If a line below contains the string "content", return that line.

----- Records for this task -----

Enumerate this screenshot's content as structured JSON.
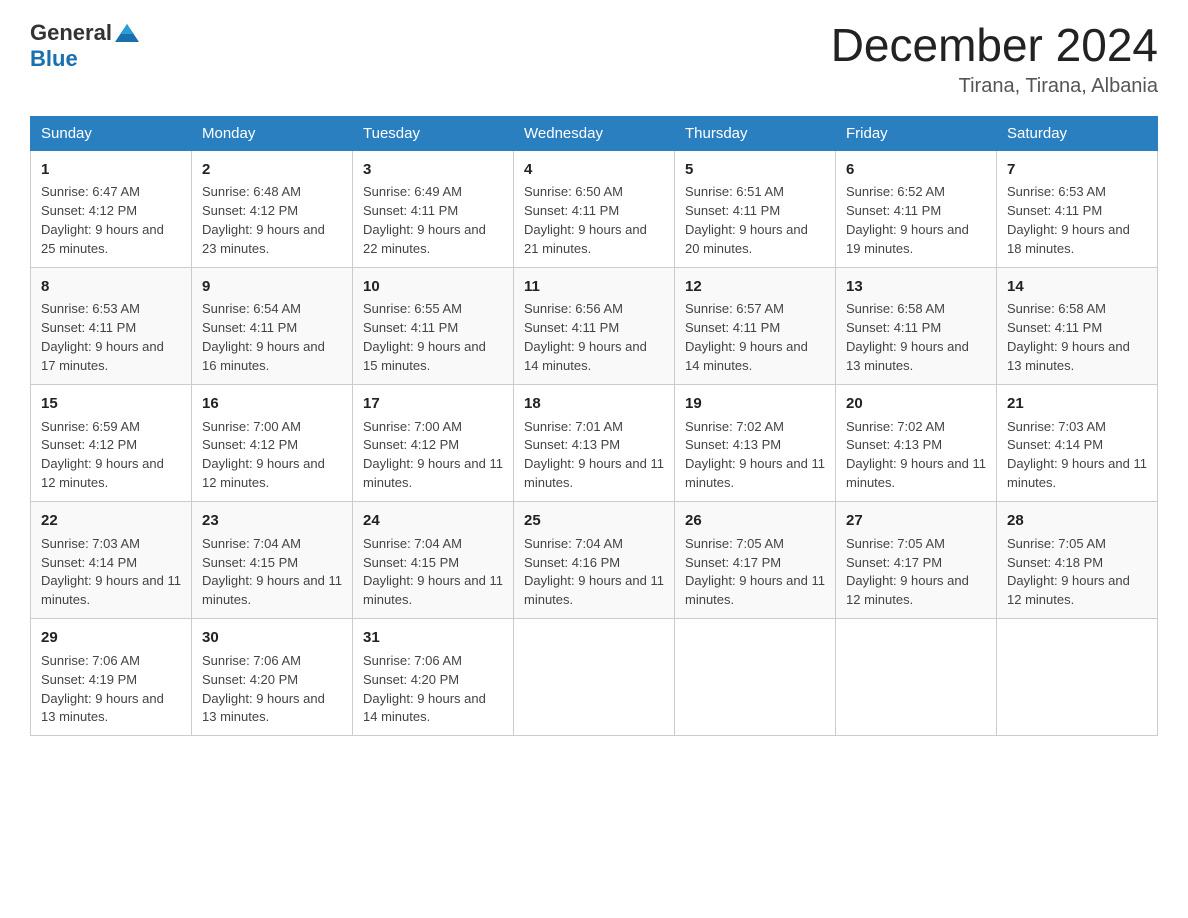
{
  "header": {
    "logo_general": "General",
    "logo_blue": "Blue",
    "month_year": "December 2024",
    "location": "Tirana, Tirana, Albania"
  },
  "weekdays": [
    "Sunday",
    "Monday",
    "Tuesday",
    "Wednesday",
    "Thursday",
    "Friday",
    "Saturday"
  ],
  "weeks": [
    [
      {
        "day": "1",
        "sunrise": "Sunrise: 6:47 AM",
        "sunset": "Sunset: 4:12 PM",
        "daylight": "Daylight: 9 hours and 25 minutes."
      },
      {
        "day": "2",
        "sunrise": "Sunrise: 6:48 AM",
        "sunset": "Sunset: 4:12 PM",
        "daylight": "Daylight: 9 hours and 23 minutes."
      },
      {
        "day": "3",
        "sunrise": "Sunrise: 6:49 AM",
        "sunset": "Sunset: 4:11 PM",
        "daylight": "Daylight: 9 hours and 22 minutes."
      },
      {
        "day": "4",
        "sunrise": "Sunrise: 6:50 AM",
        "sunset": "Sunset: 4:11 PM",
        "daylight": "Daylight: 9 hours and 21 minutes."
      },
      {
        "day": "5",
        "sunrise": "Sunrise: 6:51 AM",
        "sunset": "Sunset: 4:11 PM",
        "daylight": "Daylight: 9 hours and 20 minutes."
      },
      {
        "day": "6",
        "sunrise": "Sunrise: 6:52 AM",
        "sunset": "Sunset: 4:11 PM",
        "daylight": "Daylight: 9 hours and 19 minutes."
      },
      {
        "day": "7",
        "sunrise": "Sunrise: 6:53 AM",
        "sunset": "Sunset: 4:11 PM",
        "daylight": "Daylight: 9 hours and 18 minutes."
      }
    ],
    [
      {
        "day": "8",
        "sunrise": "Sunrise: 6:53 AM",
        "sunset": "Sunset: 4:11 PM",
        "daylight": "Daylight: 9 hours and 17 minutes."
      },
      {
        "day": "9",
        "sunrise": "Sunrise: 6:54 AM",
        "sunset": "Sunset: 4:11 PM",
        "daylight": "Daylight: 9 hours and 16 minutes."
      },
      {
        "day": "10",
        "sunrise": "Sunrise: 6:55 AM",
        "sunset": "Sunset: 4:11 PM",
        "daylight": "Daylight: 9 hours and 15 minutes."
      },
      {
        "day": "11",
        "sunrise": "Sunrise: 6:56 AM",
        "sunset": "Sunset: 4:11 PM",
        "daylight": "Daylight: 9 hours and 14 minutes."
      },
      {
        "day": "12",
        "sunrise": "Sunrise: 6:57 AM",
        "sunset": "Sunset: 4:11 PM",
        "daylight": "Daylight: 9 hours and 14 minutes."
      },
      {
        "day": "13",
        "sunrise": "Sunrise: 6:58 AM",
        "sunset": "Sunset: 4:11 PM",
        "daylight": "Daylight: 9 hours and 13 minutes."
      },
      {
        "day": "14",
        "sunrise": "Sunrise: 6:58 AM",
        "sunset": "Sunset: 4:11 PM",
        "daylight": "Daylight: 9 hours and 13 minutes."
      }
    ],
    [
      {
        "day": "15",
        "sunrise": "Sunrise: 6:59 AM",
        "sunset": "Sunset: 4:12 PM",
        "daylight": "Daylight: 9 hours and 12 minutes."
      },
      {
        "day": "16",
        "sunrise": "Sunrise: 7:00 AM",
        "sunset": "Sunset: 4:12 PM",
        "daylight": "Daylight: 9 hours and 12 minutes."
      },
      {
        "day": "17",
        "sunrise": "Sunrise: 7:00 AM",
        "sunset": "Sunset: 4:12 PM",
        "daylight": "Daylight: 9 hours and 11 minutes."
      },
      {
        "day": "18",
        "sunrise": "Sunrise: 7:01 AM",
        "sunset": "Sunset: 4:13 PM",
        "daylight": "Daylight: 9 hours and 11 minutes."
      },
      {
        "day": "19",
        "sunrise": "Sunrise: 7:02 AM",
        "sunset": "Sunset: 4:13 PM",
        "daylight": "Daylight: 9 hours and 11 minutes."
      },
      {
        "day": "20",
        "sunrise": "Sunrise: 7:02 AM",
        "sunset": "Sunset: 4:13 PM",
        "daylight": "Daylight: 9 hours and 11 minutes."
      },
      {
        "day": "21",
        "sunrise": "Sunrise: 7:03 AM",
        "sunset": "Sunset: 4:14 PM",
        "daylight": "Daylight: 9 hours and 11 minutes."
      }
    ],
    [
      {
        "day": "22",
        "sunrise": "Sunrise: 7:03 AM",
        "sunset": "Sunset: 4:14 PM",
        "daylight": "Daylight: 9 hours and 11 minutes."
      },
      {
        "day": "23",
        "sunrise": "Sunrise: 7:04 AM",
        "sunset": "Sunset: 4:15 PM",
        "daylight": "Daylight: 9 hours and 11 minutes."
      },
      {
        "day": "24",
        "sunrise": "Sunrise: 7:04 AM",
        "sunset": "Sunset: 4:15 PM",
        "daylight": "Daylight: 9 hours and 11 minutes."
      },
      {
        "day": "25",
        "sunrise": "Sunrise: 7:04 AM",
        "sunset": "Sunset: 4:16 PM",
        "daylight": "Daylight: 9 hours and 11 minutes."
      },
      {
        "day": "26",
        "sunrise": "Sunrise: 7:05 AM",
        "sunset": "Sunset: 4:17 PM",
        "daylight": "Daylight: 9 hours and 11 minutes."
      },
      {
        "day": "27",
        "sunrise": "Sunrise: 7:05 AM",
        "sunset": "Sunset: 4:17 PM",
        "daylight": "Daylight: 9 hours and 12 minutes."
      },
      {
        "day": "28",
        "sunrise": "Sunrise: 7:05 AM",
        "sunset": "Sunset: 4:18 PM",
        "daylight": "Daylight: 9 hours and 12 minutes."
      }
    ],
    [
      {
        "day": "29",
        "sunrise": "Sunrise: 7:06 AM",
        "sunset": "Sunset: 4:19 PM",
        "daylight": "Daylight: 9 hours and 13 minutes."
      },
      {
        "day": "30",
        "sunrise": "Sunrise: 7:06 AM",
        "sunset": "Sunset: 4:20 PM",
        "daylight": "Daylight: 9 hours and 13 minutes."
      },
      {
        "day": "31",
        "sunrise": "Sunrise: 7:06 AM",
        "sunset": "Sunset: 4:20 PM",
        "daylight": "Daylight: 9 hours and 14 minutes."
      },
      null,
      null,
      null,
      null
    ]
  ]
}
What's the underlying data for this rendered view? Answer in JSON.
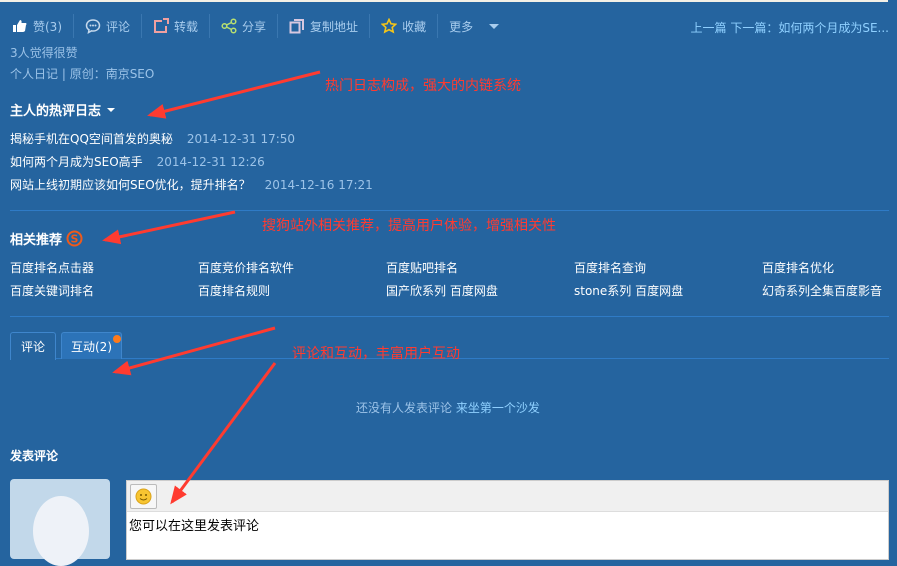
{
  "toolbar": {
    "items": [
      {
        "icon": "thumbs-up-icon",
        "label": "赞(3)"
      },
      {
        "icon": "comment-icon",
        "label": "评论"
      },
      {
        "icon": "repost-icon",
        "label": "转载"
      },
      {
        "icon": "share-icon",
        "label": "分享"
      },
      {
        "icon": "copy-icon",
        "label": "复制地址"
      },
      {
        "icon": "star-icon",
        "label": "收藏"
      },
      {
        "icon": "chevron-down-icon",
        "label": "更多"
      }
    ]
  },
  "nav": {
    "text": "上一篇 下一篇：如何两个月成为SE..."
  },
  "likes": "3人觉得很赞",
  "meta": {
    "category": "个人日记",
    "separator": " | ",
    "source": "原创：南京SEO"
  },
  "hot": {
    "title": "主人的热评日志",
    "posts": [
      {
        "title": "揭秘手机在QQ空间首发的奥秘",
        "time": "2014-12-31 17:50"
      },
      {
        "title": "如何两个月成为SEO高手",
        "time": "2014-12-31 12:26"
      },
      {
        "title": "网站上线初期应该如何SEO优化，提升排名？",
        "time": "2014-12-16 17:21"
      }
    ]
  },
  "related": {
    "title": "相关推荐",
    "items": [
      "百度排名点击器",
      "百度竞价排名软件",
      "百度贴吧排名",
      "百度排名查询",
      "百度排名优化",
      "百度关键词排名",
      "百度排名规则",
      "国产欣系列 百度网盘",
      "stone系列 百度网盘",
      "幻奇系列全集百度影音"
    ]
  },
  "tabs": [
    {
      "label": "评论"
    },
    {
      "label": "互动(2)"
    }
  ],
  "empty": {
    "text": "还没有人发表评论",
    "link": "来坐第一个沙发"
  },
  "compose": {
    "title": "发表评论",
    "placeholder": "您可以在这里发表评论"
  },
  "annotations": [
    "热门日志构成，强大的内链系统",
    "搜狗站外相关推荐，提高用户体验，增强相关性",
    "评论和互动，丰富用户互动"
  ],
  "colors": {
    "background": "#25649f",
    "annotation": "#ff3b30",
    "link": "#8fd0ff"
  }
}
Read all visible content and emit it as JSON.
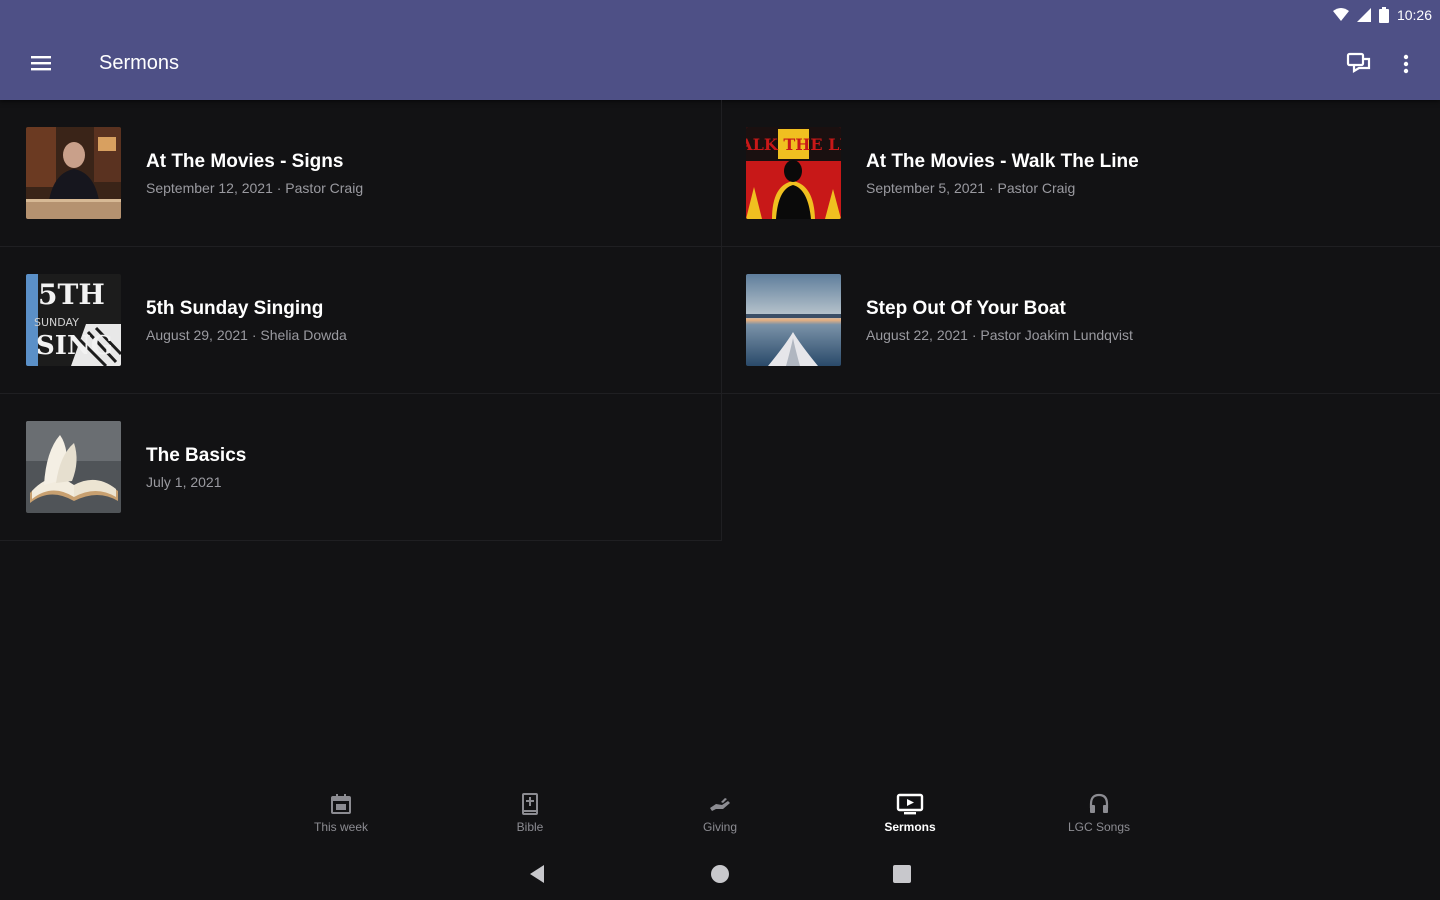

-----

▶ Response
Enumerate this screenshot's content as structured JSON.
Read all visible content and emit it as JSON.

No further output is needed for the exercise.